Singles awareness day (valentine’s day) has been and gone again, so I thought I’d
write about stammering and relationships. Specifically, dating. That awkward bit at the start of a relationship where you’re getting to know each other.
In my intro piece to this site, I mentioned that I’m close to being fluent, but I still always mention it fairly early on. I feel like it’s only fair that they know and understand that stuttering is something I deal with on a day to day basis.
Side note: One of my favourite common enough lines in girls, tinder profiles is “must be fluent in sarcasm” and I get to reply, “I’m not even fluent in English”.
Due to my level of fluency, I don’t think it’s ever been an issue, and I think it’s me projecting my own issues with stammering on to them but that’s for another post…. What I actually want to talk about is the most frequent comment I get on a first date after I stammer for the first time, it’s always the same…
“it’s alright, I think it’s cute”
Cute? CUTE? I’ve had a dark moment in my life due to my stuttering, its causes me daily anxiety when I speak up, it has caused so much trouble and you think it’s CUTE?
But these people haven’t had the same experiences that we have. They don’t think about what we went through in school, how we weigh up if our point is worth contributing based on if I think I’m going to stutter. That look of encouragement and pity all mixed into one that everyone gives us while we’ve been halfway through a word for too long. The one you’re giving me right now over an overpriced cocktail.

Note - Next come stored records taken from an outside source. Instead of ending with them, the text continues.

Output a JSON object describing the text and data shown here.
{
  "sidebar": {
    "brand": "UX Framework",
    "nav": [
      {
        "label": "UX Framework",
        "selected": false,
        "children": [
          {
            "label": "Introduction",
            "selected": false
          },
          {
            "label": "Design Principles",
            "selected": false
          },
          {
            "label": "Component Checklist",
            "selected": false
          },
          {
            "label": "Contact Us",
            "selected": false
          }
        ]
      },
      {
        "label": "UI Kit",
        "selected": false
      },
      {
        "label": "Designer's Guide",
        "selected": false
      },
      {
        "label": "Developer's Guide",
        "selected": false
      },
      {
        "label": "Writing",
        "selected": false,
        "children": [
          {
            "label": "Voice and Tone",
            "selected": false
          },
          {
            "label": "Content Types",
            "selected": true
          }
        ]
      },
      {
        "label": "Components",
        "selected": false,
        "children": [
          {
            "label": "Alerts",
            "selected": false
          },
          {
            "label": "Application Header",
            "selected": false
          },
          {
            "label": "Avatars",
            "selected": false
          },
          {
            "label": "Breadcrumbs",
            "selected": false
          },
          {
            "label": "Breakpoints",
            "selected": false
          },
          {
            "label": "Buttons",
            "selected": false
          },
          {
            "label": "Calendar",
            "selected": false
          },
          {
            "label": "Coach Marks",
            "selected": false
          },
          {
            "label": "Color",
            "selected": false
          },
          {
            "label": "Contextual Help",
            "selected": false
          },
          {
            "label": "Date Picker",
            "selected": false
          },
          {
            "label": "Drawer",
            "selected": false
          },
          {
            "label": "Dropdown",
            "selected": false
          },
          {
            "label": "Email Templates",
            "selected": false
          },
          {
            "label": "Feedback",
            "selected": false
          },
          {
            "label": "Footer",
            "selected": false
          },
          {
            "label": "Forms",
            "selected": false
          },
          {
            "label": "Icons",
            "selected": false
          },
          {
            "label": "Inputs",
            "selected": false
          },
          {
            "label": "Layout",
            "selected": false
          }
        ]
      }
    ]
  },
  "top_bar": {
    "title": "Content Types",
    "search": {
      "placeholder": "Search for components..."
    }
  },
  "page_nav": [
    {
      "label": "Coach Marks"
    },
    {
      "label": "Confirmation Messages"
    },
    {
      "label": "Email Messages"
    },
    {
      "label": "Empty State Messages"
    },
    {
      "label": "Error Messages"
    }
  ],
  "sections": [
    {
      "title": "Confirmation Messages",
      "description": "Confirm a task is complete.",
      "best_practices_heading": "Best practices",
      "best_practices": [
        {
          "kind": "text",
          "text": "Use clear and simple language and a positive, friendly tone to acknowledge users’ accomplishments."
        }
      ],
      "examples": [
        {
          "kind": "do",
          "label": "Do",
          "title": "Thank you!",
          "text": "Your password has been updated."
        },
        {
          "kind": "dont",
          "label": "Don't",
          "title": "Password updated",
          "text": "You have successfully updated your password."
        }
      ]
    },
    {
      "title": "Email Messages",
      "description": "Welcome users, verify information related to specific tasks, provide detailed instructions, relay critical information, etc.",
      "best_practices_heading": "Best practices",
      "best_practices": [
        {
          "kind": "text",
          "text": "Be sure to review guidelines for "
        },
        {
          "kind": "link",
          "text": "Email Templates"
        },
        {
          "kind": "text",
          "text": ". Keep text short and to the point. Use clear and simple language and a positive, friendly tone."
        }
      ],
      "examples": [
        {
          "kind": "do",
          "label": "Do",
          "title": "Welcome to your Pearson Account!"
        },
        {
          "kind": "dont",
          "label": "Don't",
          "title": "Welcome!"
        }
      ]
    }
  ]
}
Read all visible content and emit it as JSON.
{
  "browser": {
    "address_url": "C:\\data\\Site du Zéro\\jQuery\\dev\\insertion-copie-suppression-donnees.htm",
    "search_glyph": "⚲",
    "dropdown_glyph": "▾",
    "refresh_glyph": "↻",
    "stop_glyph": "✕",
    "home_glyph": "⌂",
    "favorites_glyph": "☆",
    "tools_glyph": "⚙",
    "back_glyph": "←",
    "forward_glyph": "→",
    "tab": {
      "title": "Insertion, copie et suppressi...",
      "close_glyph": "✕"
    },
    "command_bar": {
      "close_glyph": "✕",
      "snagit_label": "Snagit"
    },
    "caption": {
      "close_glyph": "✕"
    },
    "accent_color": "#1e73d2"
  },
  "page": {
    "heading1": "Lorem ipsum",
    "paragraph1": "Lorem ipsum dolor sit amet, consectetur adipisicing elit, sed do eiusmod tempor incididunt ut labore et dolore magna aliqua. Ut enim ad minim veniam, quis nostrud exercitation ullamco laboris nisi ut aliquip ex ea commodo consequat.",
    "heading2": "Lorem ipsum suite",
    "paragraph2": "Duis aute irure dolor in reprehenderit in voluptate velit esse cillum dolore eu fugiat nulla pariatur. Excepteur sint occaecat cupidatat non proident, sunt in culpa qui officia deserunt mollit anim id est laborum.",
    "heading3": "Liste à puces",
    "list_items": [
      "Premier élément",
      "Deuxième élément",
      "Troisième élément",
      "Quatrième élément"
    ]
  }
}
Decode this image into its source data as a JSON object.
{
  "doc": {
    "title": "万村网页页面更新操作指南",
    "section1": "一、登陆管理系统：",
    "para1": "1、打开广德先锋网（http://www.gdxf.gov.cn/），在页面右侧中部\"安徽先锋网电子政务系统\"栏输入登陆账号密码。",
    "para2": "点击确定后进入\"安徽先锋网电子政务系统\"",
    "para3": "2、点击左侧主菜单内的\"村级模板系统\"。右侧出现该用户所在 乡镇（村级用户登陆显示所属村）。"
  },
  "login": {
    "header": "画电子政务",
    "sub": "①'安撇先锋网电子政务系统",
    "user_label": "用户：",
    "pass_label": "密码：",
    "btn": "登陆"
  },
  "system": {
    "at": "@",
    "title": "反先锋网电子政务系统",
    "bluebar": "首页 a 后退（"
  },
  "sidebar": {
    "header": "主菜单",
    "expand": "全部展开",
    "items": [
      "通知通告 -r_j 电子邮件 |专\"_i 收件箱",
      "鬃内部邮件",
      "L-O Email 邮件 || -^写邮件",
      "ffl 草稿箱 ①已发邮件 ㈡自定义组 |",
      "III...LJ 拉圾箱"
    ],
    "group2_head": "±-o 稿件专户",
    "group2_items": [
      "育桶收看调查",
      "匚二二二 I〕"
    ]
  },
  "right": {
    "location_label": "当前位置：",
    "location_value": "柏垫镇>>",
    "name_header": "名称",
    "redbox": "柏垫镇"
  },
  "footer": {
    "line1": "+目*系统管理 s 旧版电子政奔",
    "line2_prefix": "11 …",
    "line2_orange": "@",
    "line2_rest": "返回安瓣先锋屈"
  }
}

Other than for incredibly empathetic people, it must have been hard to imagine everything we’ve gone through. It’s only through honesty, communication and time that we can show partners everything else around stuttering and what it means to us.
But what are they thinking? How is it perceived? If you watch the TV show First Dates, you may have seen Paul who has a stammer. He had 2 first dates on the show and one of them, Kathryn, put an outside perspective fairly eloquently, “it’s like having an accent”
It’s something that hadn’t occurred to me until I read it. Stuttering, to me, is so much more than not being able to get words out. It’s anxiety, second-guessing myself and on some days, it’s debilitating. And it’s something that we’re just expected to be able to get on with and be okay with. Which I’m just getting to that point, after years of practice and self-care.
But that is my perspective, and occasionally I forget to look broader, at outside perspectives that would help me keep me grounded.